App and web page records

★ ★ ★ ★ ★ ★ ★

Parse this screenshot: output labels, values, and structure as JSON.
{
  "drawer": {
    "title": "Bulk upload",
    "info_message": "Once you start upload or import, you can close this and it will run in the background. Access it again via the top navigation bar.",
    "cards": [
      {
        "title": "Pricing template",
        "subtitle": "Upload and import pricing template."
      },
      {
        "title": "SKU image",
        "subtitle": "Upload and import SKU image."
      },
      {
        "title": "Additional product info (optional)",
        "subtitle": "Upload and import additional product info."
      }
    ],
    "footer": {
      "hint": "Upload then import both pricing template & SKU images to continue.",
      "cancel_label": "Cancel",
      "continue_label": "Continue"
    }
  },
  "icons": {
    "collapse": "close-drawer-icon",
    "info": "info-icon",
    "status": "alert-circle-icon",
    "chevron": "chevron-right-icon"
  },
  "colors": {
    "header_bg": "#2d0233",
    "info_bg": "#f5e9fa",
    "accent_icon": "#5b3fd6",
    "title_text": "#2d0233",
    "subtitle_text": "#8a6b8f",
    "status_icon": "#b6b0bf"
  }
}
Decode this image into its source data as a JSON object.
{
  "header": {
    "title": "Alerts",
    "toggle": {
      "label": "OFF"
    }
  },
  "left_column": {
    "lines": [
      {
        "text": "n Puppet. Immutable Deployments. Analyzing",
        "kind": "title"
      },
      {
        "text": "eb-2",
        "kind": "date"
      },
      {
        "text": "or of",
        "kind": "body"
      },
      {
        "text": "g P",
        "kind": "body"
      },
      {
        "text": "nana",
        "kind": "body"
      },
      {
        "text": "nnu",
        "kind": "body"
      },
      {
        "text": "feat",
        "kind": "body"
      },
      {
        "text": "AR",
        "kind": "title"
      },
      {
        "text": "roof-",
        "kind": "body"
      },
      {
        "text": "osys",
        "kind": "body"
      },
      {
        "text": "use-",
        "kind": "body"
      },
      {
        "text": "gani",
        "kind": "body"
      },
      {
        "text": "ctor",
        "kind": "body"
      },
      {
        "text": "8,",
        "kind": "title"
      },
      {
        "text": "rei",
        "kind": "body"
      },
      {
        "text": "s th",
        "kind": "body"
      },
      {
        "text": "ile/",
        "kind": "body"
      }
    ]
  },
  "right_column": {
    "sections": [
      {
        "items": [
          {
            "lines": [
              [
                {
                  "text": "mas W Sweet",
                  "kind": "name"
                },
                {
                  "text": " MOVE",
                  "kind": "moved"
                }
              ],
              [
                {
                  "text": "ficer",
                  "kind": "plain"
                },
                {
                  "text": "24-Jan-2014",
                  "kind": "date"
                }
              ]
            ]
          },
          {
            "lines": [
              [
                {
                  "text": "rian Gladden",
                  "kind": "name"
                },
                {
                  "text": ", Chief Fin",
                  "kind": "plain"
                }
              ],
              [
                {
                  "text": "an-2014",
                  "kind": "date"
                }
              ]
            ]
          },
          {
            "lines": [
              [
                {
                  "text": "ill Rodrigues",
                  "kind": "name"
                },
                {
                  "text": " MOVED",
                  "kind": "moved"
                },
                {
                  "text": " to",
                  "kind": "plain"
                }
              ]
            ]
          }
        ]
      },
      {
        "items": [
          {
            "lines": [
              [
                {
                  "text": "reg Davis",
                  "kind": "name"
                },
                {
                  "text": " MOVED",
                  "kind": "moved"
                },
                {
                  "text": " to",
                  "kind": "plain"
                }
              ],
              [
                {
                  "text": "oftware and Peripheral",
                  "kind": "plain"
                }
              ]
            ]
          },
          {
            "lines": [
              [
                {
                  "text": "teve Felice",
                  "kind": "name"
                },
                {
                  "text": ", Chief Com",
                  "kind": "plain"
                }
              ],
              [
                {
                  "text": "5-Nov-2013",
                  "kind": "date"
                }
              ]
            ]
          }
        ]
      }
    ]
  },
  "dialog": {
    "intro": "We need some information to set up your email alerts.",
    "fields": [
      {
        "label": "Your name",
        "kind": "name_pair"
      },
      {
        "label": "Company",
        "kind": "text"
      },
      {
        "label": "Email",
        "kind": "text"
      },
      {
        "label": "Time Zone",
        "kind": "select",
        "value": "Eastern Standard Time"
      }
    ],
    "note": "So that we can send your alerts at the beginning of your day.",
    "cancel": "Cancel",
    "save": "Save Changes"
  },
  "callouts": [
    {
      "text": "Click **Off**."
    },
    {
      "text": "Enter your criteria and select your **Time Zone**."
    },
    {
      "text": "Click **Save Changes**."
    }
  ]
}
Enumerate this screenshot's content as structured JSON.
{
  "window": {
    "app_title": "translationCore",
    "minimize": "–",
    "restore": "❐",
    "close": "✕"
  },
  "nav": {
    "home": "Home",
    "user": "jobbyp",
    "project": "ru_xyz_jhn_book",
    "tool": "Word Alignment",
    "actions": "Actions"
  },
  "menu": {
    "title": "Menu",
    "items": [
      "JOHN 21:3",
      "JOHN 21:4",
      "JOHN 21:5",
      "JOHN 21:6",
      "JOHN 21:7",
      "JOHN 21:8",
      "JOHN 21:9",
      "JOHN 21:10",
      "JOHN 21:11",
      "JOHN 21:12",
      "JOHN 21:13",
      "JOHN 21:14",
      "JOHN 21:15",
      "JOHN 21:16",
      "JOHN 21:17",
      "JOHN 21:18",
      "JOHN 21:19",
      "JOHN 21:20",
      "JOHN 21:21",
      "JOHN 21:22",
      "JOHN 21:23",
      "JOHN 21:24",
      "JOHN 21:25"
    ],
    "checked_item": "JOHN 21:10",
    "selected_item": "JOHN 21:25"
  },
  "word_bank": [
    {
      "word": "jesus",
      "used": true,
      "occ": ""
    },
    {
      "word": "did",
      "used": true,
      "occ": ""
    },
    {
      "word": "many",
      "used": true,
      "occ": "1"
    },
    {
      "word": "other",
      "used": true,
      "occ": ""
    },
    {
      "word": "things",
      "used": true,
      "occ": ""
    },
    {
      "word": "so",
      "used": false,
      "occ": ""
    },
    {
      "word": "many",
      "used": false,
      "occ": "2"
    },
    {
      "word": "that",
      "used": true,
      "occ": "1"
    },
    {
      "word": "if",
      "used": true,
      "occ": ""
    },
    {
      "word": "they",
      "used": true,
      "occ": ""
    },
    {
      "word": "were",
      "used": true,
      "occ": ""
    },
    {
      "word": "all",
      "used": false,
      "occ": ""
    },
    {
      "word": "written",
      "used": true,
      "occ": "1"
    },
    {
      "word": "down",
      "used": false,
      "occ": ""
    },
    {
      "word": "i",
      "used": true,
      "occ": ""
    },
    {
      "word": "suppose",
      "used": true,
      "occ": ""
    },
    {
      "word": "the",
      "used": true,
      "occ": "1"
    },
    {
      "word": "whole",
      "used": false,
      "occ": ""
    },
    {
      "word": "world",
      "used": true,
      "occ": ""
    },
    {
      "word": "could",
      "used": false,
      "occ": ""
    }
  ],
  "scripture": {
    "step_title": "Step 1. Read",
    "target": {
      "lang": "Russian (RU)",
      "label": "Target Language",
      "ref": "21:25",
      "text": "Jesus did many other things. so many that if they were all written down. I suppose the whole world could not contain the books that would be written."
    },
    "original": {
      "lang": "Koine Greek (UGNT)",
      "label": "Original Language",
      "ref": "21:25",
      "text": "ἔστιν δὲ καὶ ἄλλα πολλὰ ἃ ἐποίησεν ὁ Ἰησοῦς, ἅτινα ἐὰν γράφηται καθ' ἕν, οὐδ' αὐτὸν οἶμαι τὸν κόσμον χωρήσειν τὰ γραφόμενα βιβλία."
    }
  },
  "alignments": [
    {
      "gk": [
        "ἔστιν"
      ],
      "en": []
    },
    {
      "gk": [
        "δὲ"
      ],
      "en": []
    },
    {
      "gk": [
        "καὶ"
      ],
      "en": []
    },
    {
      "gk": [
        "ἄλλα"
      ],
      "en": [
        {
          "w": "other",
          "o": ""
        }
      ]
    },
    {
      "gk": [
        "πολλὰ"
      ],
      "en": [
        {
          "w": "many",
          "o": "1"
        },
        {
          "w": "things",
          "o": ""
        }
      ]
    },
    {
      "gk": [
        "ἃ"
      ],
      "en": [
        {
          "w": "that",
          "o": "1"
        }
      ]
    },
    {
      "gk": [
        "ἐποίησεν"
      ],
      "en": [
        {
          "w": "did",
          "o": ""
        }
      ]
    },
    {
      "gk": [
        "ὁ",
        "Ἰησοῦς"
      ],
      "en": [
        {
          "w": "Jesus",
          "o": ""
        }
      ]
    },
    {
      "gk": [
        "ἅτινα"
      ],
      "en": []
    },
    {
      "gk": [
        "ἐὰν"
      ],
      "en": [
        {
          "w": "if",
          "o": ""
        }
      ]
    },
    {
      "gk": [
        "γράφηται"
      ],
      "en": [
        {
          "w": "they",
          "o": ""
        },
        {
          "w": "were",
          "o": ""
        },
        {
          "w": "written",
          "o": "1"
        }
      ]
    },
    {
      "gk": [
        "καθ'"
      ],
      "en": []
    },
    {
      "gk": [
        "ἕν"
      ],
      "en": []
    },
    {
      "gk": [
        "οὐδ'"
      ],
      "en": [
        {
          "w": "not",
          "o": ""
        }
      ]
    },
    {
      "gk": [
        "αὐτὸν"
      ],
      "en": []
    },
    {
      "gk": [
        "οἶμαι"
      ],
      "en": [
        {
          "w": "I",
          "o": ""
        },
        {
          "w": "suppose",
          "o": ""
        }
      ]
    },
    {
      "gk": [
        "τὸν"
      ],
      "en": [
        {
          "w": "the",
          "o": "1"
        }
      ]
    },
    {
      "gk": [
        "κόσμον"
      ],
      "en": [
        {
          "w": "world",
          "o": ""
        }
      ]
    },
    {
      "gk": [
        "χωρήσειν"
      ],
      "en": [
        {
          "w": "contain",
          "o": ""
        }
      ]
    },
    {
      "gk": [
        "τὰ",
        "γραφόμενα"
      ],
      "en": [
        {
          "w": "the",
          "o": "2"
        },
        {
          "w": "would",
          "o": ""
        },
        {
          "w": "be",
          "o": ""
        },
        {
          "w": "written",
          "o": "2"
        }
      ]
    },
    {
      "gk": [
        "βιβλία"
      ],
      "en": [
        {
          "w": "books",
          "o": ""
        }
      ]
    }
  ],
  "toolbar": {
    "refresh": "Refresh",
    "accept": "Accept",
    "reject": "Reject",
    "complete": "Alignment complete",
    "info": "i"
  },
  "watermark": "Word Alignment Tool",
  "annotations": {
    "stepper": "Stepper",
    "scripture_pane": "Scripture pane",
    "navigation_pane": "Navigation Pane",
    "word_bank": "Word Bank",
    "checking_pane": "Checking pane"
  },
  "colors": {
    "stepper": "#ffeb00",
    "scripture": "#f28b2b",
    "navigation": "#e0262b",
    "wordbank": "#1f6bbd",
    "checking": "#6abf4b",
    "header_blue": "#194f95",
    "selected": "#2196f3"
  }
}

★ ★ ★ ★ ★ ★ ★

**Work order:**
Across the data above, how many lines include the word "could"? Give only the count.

**Written answer:**
2